When Jeff Plankenhorn, arguably one of the busiest and most highly regarded guitar players on the Austin music scene, tells you that he “hardly ever takes sideman gigs anymore,” take it with a grain of salt.
Yes, it’s true he’s made a concerted effort to carve out more time for his own solo career ever since issuing his breakout second studio set, 2016’s SoulSlide — and he aims to find even more of that “me time” come the May 4, 2018 release of his new album, Sleeping Dogs on Spike Steel Records.But as far as scaling back on the whole sideman thing goes … bear in mind that there’s a big difference between “hardly ever” and never. Namely, the former still leaves the guy just enough wiggle room to happily say “yes” when legends (and friends) on the level of Ray Wylie Hubbard or the Flatlanders need a can-do guitar man for a sold-out theater engagement. Or, say, when fellow A-list Austin sideman “Scrappy” Jud Newcomb — the MVP co-producer of Sleeping Dogs — finds out he can’t make it to a very special Johnny Nicholas gig in Hawaii, and asks “Plank” if he’d be up for subbing for him. Who in their right mind is going to say no to that?
Plankenhorn still selectively takes those kinds of calls not because he gets them, but because he’s earned them. For the better part of the last 17 years, ever since he first moved to Texas with nothing to his name but a Geo Prism, $100, seven guitars and the generous hospitality of Ray and Judy Hubbard, the gifted multi-instrumentalist from Columbus, Ohio has busted ass to prove himself not just able and willing, but above all worthy of playing with the best of the best. And the reason so many song poets like Hubbard and Joe Ely like having Plank at their side is not just because of his prodigious chops on all things stringed (especially those played with a slide), but because of his intuitive knack for knowing when to hold back, always allowing the singer room to land a lyric and go for the proverbial kill. “That’s just part of the skill set I learned very early on: ‘When in doubt, layout,’” Plankenhorn explains with a chuckle. “That joke about knowing when not to play? It’s true.”

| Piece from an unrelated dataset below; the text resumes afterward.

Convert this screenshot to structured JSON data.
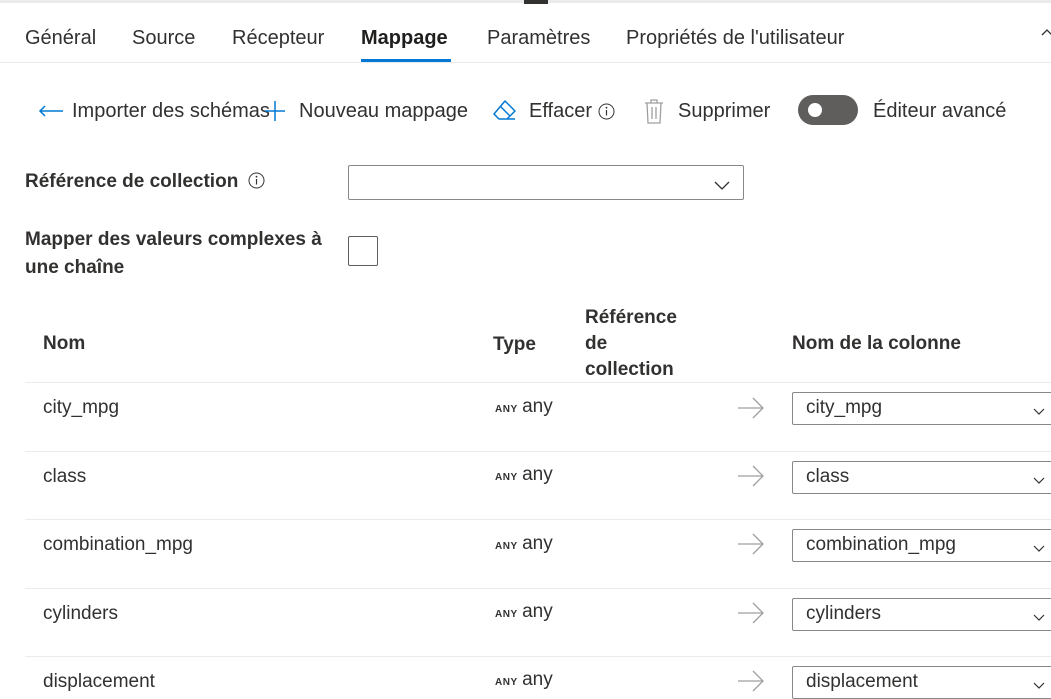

Not surprisingly, that particular skill — along with myriad other lessons in the finer points of songcraft that he’s picked up from sharing stages with the masters — has come to greatly inform Plankenhorn’s own music over the years. But it’s never been more apparent than it is on Sleeping Dogs. Make no mistake: Plank plays a lot of guitar on the album, along with pedal steel, piano, upright bass and seemingly anything else he could lay his hands on during the sessions at the Zone recording studio just outside of Austin. But in stark contrast to SoulSlide, which by his own admission was by design a showcase for his custom-designed lap slide guitar, a patented “Frankenstein” beauty he calls “the Plank,” Sleeping Dogs is first and foremost all about the songs.